I have told you this while I am with you. The Advocate, the Holy Spirit that the Father will send in my name—he will teach you everything and remind you of all that I told you. Peace I leave with you; my peace I give to you. Not as the world gives do I give it to you. Do not let your hearts be troubled or afraid. (John 14:25-27)

In these words Jesus assures the troubled Apostle Jude of His presence even after His Ascension. In particular there is comfort in the words Do not let your hearts be troubled or afraid, as they are an assurance of God’s love and guidance even as the peace of the world is disturbed. And here we encounter the spirituality often associated with Saint Jude, that of the Saint of Lost Causes.

Many Christians wear medals of Saint Jude and pray for his intercession. This is because there have been many instances of answered prayers of the impossible through the intercession of Saint Jude. In particular, Saint Jude has become the Patron Saint of gutter moments, crises of faith, and times of darkness when all hope seems lost. Saint Jude is asked to intercede on our behalf and draw us closer to Christ in moments of despair. He acts as a patron who bears the light of Christ in a dark world and assures us of the hope and joy of the Gospel.

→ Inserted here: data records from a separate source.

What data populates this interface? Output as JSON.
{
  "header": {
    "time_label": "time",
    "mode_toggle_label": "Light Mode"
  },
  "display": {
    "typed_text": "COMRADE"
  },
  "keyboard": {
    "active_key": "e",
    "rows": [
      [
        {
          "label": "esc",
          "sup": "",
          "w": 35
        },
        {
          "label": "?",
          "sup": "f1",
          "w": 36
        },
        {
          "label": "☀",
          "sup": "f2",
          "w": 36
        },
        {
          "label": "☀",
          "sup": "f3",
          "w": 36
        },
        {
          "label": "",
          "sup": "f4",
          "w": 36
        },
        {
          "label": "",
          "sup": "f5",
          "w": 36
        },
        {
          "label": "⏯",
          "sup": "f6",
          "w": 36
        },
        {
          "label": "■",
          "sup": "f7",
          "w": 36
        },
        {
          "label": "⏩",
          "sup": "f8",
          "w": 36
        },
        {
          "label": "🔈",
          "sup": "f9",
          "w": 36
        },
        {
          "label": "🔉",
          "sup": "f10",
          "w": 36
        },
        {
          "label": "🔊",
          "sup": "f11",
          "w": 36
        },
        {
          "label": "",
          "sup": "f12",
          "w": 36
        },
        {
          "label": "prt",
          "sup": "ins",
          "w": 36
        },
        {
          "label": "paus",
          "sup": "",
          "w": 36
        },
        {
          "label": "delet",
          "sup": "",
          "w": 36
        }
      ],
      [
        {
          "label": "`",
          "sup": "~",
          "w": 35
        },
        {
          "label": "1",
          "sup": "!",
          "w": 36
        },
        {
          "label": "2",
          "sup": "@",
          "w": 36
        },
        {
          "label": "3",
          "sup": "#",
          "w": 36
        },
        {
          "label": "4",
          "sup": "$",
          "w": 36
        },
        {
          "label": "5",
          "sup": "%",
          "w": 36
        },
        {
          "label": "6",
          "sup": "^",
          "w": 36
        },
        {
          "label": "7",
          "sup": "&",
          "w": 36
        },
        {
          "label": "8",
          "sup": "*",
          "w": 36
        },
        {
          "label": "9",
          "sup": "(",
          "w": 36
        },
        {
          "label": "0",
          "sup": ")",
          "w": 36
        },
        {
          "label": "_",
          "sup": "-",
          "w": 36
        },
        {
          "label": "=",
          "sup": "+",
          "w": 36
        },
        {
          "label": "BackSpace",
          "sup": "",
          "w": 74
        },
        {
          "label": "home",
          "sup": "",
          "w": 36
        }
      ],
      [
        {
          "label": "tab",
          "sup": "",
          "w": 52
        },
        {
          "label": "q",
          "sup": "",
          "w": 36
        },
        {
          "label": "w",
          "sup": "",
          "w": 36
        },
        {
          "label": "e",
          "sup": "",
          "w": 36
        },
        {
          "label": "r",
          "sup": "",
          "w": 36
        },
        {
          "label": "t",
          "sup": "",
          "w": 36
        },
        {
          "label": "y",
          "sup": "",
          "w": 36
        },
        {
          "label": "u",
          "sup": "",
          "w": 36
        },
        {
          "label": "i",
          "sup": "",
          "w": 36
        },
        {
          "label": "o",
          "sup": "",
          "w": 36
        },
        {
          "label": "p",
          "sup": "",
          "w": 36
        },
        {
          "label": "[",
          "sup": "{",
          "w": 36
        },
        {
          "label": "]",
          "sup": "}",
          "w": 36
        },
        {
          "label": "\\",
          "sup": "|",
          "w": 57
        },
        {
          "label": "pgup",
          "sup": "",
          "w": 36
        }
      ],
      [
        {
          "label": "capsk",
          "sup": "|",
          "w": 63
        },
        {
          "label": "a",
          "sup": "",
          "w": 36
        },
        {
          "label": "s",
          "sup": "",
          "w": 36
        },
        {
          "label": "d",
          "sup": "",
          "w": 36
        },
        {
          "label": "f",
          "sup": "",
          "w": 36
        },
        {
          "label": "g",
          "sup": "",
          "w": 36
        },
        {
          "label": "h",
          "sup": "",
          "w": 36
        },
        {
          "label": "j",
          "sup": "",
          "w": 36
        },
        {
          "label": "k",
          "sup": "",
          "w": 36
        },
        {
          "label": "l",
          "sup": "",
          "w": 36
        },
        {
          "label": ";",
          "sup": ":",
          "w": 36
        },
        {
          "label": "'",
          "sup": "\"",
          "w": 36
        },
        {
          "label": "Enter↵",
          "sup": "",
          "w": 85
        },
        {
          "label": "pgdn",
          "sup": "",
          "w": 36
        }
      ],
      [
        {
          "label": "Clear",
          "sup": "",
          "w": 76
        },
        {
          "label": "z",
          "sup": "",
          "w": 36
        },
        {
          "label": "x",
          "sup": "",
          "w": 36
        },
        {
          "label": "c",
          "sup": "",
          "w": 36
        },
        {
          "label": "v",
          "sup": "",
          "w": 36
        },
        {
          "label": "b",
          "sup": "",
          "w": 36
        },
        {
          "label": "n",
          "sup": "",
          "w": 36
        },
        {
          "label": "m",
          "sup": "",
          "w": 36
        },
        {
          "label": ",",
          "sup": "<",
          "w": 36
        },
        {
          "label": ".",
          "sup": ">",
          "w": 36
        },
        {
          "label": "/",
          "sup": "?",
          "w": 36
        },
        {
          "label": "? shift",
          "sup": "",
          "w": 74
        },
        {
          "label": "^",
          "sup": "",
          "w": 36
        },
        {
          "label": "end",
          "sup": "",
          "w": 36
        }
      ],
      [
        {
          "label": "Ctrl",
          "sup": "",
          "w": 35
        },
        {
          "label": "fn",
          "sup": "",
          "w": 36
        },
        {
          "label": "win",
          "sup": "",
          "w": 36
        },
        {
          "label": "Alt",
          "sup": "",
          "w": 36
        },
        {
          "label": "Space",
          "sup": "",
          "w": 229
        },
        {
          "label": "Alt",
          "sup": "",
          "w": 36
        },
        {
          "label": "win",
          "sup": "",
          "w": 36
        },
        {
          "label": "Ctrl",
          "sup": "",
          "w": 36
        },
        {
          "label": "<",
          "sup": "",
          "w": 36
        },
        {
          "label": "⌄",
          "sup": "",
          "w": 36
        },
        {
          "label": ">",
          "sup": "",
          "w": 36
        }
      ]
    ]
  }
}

In Saint Jude we find a spiritual friend in times of darkness, not as one who replaces Christ, but as one who encourages us to cling to Jesus in the midst of struggle or discouragement. In his witness Saint Jude invites us to pray, not only as a last resort, but as our first instinct in times of struggle or difficulty; to seek Jesus as our first and only help. In this witness we also find that we ourselves are not a lost cause, but that we are the beloved children of God who are strengthened by the Holy Spirit, and encouraged by the communion to persevere with hope and joy.

In Saint Jude we can all find an intercessor and spiritual friend who points to Christ in the midst of the impossible. There are many beautiful prayers that invoke the intercession of Saint Jude, but I find the following prayer particularly touching for those who are encountering suffering or alone: Most Holy Apostle, St. Jude, faithful servant and friend of Jesus, I place myself into your hands at this difficult time. Help me to know that I am not alone. Please pray for me, asking God to send me comfort for my sorrows, bravery for my fears, and healing for my suffering. Ask our loving God to strengthen my faith and give me the courage to accept His Will for my life. Thank you, St. Jude, for the hope you offer to all who believe in you. Amen.

Saint Jude, pray for us.